In seven seasons in Montreal, Jarvis would be known more for his defensive, two-way play. His career year would come in 1981-82 with the Canadiens, where he collected his only 20 goals season with 48 points (20 goals, 28 assists) in 80 games.
Bracket 8: "Le Petit Viking" (Mats Naslund) vs. "The Roadrunner" (Yvan Cournoyer)
The best foreign players are always dubbed the best players not playing in the NHL. In Mats Naslund's case, it was true. In eight seasons in Montreal, Naslund settled in perfectly with the Canadiens, capturing a Stanley Cup in 1986. His consistenly high scoring helped lead the Canadiens attack. His career high 110 points (43 goals, 67 assists) in 1985-86 is the last time a Canadiens player has reached the 100 point plateau in a season. Naslund compiled 612 points in 617 career games in Montreal. He would be honoured by winning the Lady Byng Award in 1988 as well as making three All-Star Game appearances.

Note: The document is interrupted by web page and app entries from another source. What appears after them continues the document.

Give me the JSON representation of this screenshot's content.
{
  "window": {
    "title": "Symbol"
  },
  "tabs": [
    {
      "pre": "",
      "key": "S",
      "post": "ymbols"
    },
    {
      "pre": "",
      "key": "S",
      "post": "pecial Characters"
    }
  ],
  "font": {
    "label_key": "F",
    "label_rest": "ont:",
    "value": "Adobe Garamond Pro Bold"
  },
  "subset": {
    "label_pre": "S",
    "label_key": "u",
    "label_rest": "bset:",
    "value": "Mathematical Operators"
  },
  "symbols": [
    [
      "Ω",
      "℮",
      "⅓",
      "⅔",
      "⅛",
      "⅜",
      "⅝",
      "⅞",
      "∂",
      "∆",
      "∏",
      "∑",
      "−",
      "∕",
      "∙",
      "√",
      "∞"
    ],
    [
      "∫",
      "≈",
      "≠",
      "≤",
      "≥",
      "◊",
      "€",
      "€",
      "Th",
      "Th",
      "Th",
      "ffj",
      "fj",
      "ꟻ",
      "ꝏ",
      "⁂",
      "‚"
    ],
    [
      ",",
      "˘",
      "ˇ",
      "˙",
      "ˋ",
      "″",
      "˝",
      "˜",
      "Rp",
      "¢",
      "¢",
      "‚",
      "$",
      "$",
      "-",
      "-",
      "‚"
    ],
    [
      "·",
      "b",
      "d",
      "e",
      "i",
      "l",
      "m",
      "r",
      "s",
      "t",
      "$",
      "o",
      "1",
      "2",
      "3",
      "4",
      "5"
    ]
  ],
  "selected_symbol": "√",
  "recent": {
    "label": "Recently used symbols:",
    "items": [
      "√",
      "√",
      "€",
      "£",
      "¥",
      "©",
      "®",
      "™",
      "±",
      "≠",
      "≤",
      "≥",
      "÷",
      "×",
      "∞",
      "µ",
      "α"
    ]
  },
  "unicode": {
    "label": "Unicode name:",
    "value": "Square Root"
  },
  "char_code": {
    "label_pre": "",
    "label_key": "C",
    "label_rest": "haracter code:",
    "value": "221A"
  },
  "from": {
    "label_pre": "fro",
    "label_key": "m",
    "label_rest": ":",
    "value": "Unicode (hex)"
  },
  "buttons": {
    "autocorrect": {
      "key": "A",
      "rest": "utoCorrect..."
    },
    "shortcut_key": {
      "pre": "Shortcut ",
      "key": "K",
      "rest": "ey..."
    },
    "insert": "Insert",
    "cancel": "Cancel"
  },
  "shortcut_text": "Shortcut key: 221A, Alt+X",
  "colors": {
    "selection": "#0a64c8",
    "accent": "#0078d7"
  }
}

Yvan Cournoyer's sixteen-year career with the Canadiens was one of consistency and of speed. "The Roadrunner" became known for his blaring quick speed and deft quickness with the puck. Scoring a career-high 47 goals in 1971-72, Cournoyer was one of a number of Canadiens to play for Team Canada in the 1972 Summit Series. Cournoyer's play with the Canadiens earned him 10 Stanley Cups, second only to Henri Richard for most Stanley Cups. He would also capture the Conn Smythe Trophy in 1973 with 79 points and captained the Canadiens to their final five Stanley Cup championships.
Bracket 9: "The Thieveing Giraffe" (Ken Dryden) vs. "Bionic Blueberry" (Mario Tremblay)
Known as one of the greatest netminders in Canadiens history, Ken Dryden was known for stealing games and playoff series. Despite only manning the Canadiens net for eight seasons, Dryden was known as the lanky netminder, which led Phil Esposito during the 1971 playoffs to scream "You thieving giraffe!" to the young Dryden. The Canadiens went on to win the series and then the Cup. Dryden would capture five Vezina Trophies in his eight seasons and become the first player to win the Conn Smythe Trophy before winning the Calder Trophy.
Maybe more known for his coaching fiasco in Montreal than his playing days, Mario Tremblay was a steady consistent player during the 1970s and 1980s in Montreal. During twelve seasons in Montreal, Tremblay would net 30 goals or more four times and had a career best season in 1981-82 with 73 points and 33 goals. Tremblay would capture five Stanley Cups, the last in 1986 would be his last season in the NHL.
Bracket 10: "Knuckles" (Chris Nilan) vs. "The Senator" (Serge Savard)
Chris Nilan is known as the toughest customer in Canadiens history, with nine a bit seasons in Montreal. During the 1980s, Nilan would lead the Canadiens in PIMs with over 200 every season from 1980-81 until 1987-88. His play was physical and his fists and knuckles did the talking. Thus his nickname was given -- "Knuckles". Never since have the Canadiens had such a brute force to intimidate opponents.
Known as one of the "Big Three", Serge Savard became "The Senator" on the Canadiens blueline during the 1970s. As a younger player, Savard took part in the 1972 Summit Series and was a forceful presence. During his fifteen seasons in bleu, blanc, et rogue, Savard would be known for his physical play and playmaking abilities. His career season came in 1974-75, when Savard reached the 20 goal plateau. The only other time he would reach above 10 goals would be in 1969-70. Savard would capture 8 Stanley Cups in his time in Montreal along with the Conn Smythe Trophy in 1969 and the Bill Masterton Trophy in 1979.
Now you're seen the selections and now it's time to vote. Vote now.
Voting ends: Saturday, November 29th